== ASSIGNED TASK ==
Repeat the records below exactly, leaving out any pictures.

[Data about app and page elements]
○ ○ ○ ○

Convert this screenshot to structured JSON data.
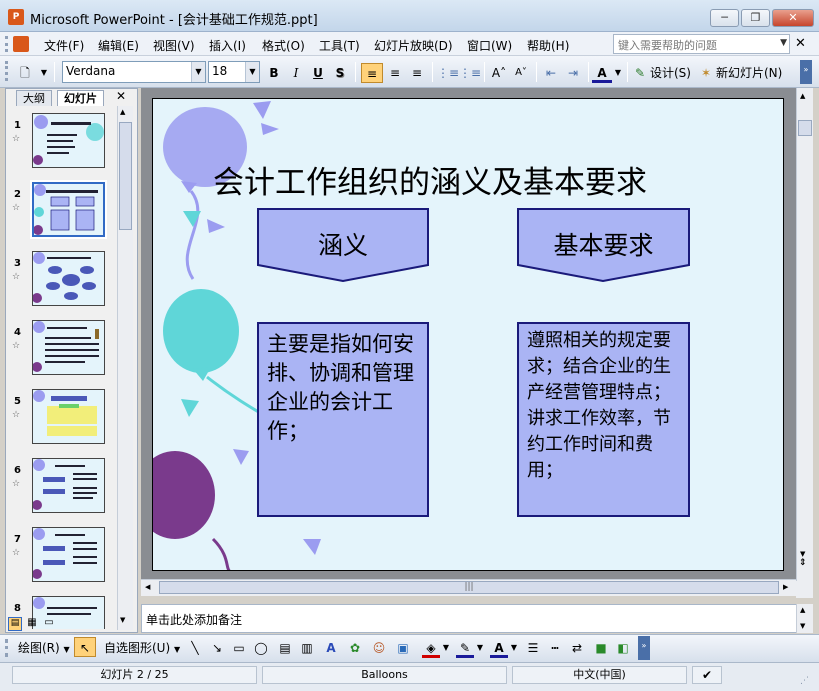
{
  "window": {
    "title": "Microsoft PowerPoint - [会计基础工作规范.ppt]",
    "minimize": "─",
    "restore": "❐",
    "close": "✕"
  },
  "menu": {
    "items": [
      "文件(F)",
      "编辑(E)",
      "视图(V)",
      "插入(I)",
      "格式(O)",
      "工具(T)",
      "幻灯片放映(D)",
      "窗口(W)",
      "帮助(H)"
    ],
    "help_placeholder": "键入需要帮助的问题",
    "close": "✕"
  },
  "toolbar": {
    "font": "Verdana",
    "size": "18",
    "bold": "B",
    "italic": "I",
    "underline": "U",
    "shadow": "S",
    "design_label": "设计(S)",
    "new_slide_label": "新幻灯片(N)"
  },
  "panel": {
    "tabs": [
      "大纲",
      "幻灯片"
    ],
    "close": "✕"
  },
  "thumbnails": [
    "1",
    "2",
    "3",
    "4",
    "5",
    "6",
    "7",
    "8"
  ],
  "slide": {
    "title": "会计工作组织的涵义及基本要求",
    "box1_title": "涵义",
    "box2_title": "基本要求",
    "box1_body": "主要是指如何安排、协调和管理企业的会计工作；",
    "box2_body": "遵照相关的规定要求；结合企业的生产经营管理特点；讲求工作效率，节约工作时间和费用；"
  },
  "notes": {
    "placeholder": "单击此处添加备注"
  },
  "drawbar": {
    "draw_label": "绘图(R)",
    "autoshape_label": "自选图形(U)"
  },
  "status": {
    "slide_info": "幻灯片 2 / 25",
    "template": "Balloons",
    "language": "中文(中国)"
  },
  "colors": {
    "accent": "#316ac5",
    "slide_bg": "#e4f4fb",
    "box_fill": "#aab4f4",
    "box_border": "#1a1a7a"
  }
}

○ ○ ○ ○

== RESULT BELOW ==
Convert this screenshot to structured JSON data.
{
  "window": {
    "title": "Microsoft PowerPoint - [会计基础工作规范.ppt]",
    "minimize": "─",
    "restore": "❐",
    "close": "✕"
  },
  "menu": {
    "items": [
      "文件(F)",
      "编辑(E)",
      "视图(V)",
      "插入(I)",
      "格式(O)",
      "工具(T)",
      "幻灯片放映(D)",
      "窗口(W)",
      "帮助(H)"
    ],
    "help_placeholder": "键入需要帮助的问题",
    "close": "✕"
  },
  "toolbar": {
    "font": "Verdana",
    "size": "18",
    "bold": "B",
    "italic": "I",
    "underline": "U",
    "shadow": "S",
    "design_label": "设计(S)",
    "new_slide_label": "新幻灯片(N)"
  },
  "panel": {
    "tabs": [
      "大纲",
      "幻灯片"
    ],
    "close": "✕"
  },
  "thumbnails": [
    "1",
    "2",
    "3",
    "4",
    "5",
    "6",
    "7",
    "8"
  ],
  "slide": {
    "title": "会计工作组织的涵义及基本要求",
    "box1_title": "涵义",
    "box2_title": "基本要求",
    "box1_body": "主要是指如何安排、协调和管理企业的会计工作；",
    "box2_body": "遵照相关的规定要求；结合企业的生产经营管理特点；讲求工作效率，节约工作时间和费用；"
  },
  "notes": {
    "placeholder": "单击此处添加备注"
  },
  "drawbar": {
    "draw_label": "绘图(R)",
    "autoshape_label": "自选图形(U)"
  },
  "status": {
    "slide_info": "幻灯片 2 / 25",
    "template": "Balloons",
    "language": "中文(中国)"
  },
  "colors": {
    "accent": "#316ac5",
    "slide_bg": "#e4f4fb",
    "box_fill": "#aab4f4",
    "box_border": "#1a1a7a"
  }
}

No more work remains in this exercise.